Produced in under three months as a replacement for a cancelled installation, Gregor Hildebrandt’s latest exhibition at Mies van der Rohe Haus is one that requires some explanation to fully appreciate.
On the surface, the contemporary artist has applied his trademark magnetic cassette tape to canvas, creating a series of alluring, if familiar, textured black and white paintings. A framed mosaic of white vinyl gives the impression of silent music, its energy defined visually.
What makes it worth the trek to the outskirts of Lichtenberg is the poetic intimacy that lies beneath the seemingly surface. Hildebrandt has moved into the house designed by modernist master Ludwig Mies van der Rohe and temporarily made it into his home. With the wall-to-ceiling canvas replicating the size of the bed he shares with his wife and a five-part series of patterned works inspired by his son’s pyjamas, the exhibition offers a glimpse into his family life and the sense of having visited the artist’s private residence.

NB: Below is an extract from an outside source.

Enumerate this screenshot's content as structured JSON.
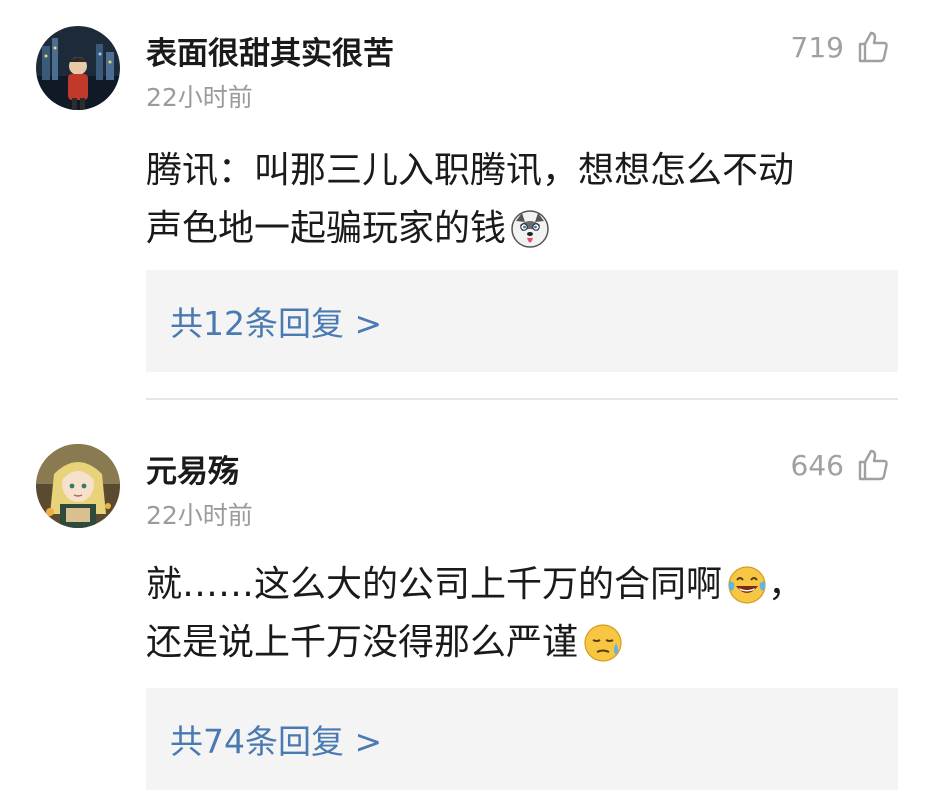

It’s a fairly small exhibition, but also a chance to appreciate this open and light-filled space by the Obersee – the last building Mies van der Rohe designed in Germany before fleeing to America in 1937.